Chinese regulators gave a qualified green light to Japanese trading house Marubeni’s US$5.6 billion purchase of U.S. grain merchant Gavilon on Tuesday, imposing stiff conditions that highlight Beijing’s anxiety over food security.
The deal was agreed almost a year ago but has been held up for months by Beijing’s close scrutiny of the combined group, which would have a leading role in supplying soybeans and other grains to the rapidly growing food importer. U.S. and European antitrust authorities had already cleared the transaction.
In a posting on its website approving the transaction, the Anti-Monopoly Bureau within the Ministry of Commerce (MofCom) said that the merger may “eliminate or limit competition in China’s soybean importing market.”
As a result, MofCom said Gavilon and Marubeni would be required to maintain separate, independent trading units when selling soybeans to China, with strict firewalls to prevent any exchange of market information. Marubeni would have to buy beans from Gavilon’s vast U.S. network at arm’s length.
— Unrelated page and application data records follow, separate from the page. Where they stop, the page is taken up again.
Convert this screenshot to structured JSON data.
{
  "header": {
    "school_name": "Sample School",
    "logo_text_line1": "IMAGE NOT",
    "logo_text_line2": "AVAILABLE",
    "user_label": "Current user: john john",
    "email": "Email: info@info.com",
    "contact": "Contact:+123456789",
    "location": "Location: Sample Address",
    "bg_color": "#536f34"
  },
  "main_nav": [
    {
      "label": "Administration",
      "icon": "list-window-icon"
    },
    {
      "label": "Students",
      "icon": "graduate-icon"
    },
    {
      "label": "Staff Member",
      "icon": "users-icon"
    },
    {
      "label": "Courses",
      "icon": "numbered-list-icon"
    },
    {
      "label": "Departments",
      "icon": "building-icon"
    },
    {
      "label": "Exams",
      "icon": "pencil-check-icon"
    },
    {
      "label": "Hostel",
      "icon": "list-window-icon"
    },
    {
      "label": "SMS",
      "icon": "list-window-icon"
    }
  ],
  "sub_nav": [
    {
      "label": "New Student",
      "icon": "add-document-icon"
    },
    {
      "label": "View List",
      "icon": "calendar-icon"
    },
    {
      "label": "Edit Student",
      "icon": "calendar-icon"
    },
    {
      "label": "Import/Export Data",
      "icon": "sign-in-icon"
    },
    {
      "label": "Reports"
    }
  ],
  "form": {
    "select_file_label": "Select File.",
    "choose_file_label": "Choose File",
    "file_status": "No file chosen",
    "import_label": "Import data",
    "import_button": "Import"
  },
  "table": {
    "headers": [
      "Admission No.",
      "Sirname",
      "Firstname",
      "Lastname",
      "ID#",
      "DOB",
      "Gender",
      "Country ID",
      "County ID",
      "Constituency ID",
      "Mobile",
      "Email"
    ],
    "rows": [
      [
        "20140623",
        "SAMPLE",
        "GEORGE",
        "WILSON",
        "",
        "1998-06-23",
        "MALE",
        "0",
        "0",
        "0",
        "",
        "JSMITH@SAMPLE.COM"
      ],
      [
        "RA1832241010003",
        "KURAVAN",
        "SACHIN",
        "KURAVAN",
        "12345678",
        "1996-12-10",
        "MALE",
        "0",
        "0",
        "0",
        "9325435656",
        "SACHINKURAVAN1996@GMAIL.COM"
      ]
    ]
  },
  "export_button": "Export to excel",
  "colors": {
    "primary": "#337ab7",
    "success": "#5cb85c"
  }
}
The deal, which includes debt of around US$2 billion, would propel Japan’s fifth-largest trading house into the top standings of global merchants, giving it access to Gavilon’s grain storage network as well as a significant domestic fertilizer and oil trading operation.
Marubeni is already the second-largest exporter of U.S. grain to China, handling about a fifth of such imports in 2010. And although Gavilon has historically done little international trade, the MofCom restrictions on intra-subsidy deals may temper some of the benefits of the deal.
Beijing’s approval was first reported by the Financial Times. A spokesman for Gavilon declined to comment on the report. Marubeni officials could not immediately be reached.
Slow and conditional
It is China’s second conditional approval this month of a major commodity deal, coming just days after authorities removed the last hurdle for rival trader Glencore’s US$30 billion takeover of miner Xstrata — contingent upon the sale of a major Peru copper project and base metal supply commitments.
The delayed approvals and strict requirements highlight Beijing’s increased concern over the supply of vital raw materials, as well as the growing might of its antitrust authority, which has drawn criticism for its extended reviews.
Another Glencore purchase, that of Canadian grain handler Viterra, was approved by Chinese regulators in December, nearly nine months after the deal was first announced.
The Marubeni deal had been originally scheduled to close in September but was pushed back repeatedly, first to end-November/early December and then later.
Senior Chinese officials, including Vice-Premier Ma Kai, have said China will improve the regulatory system governing mergers and acquisitions by foreign companies as well as the mechanism for anti-monopoly assessment of foreign investment. — Reuters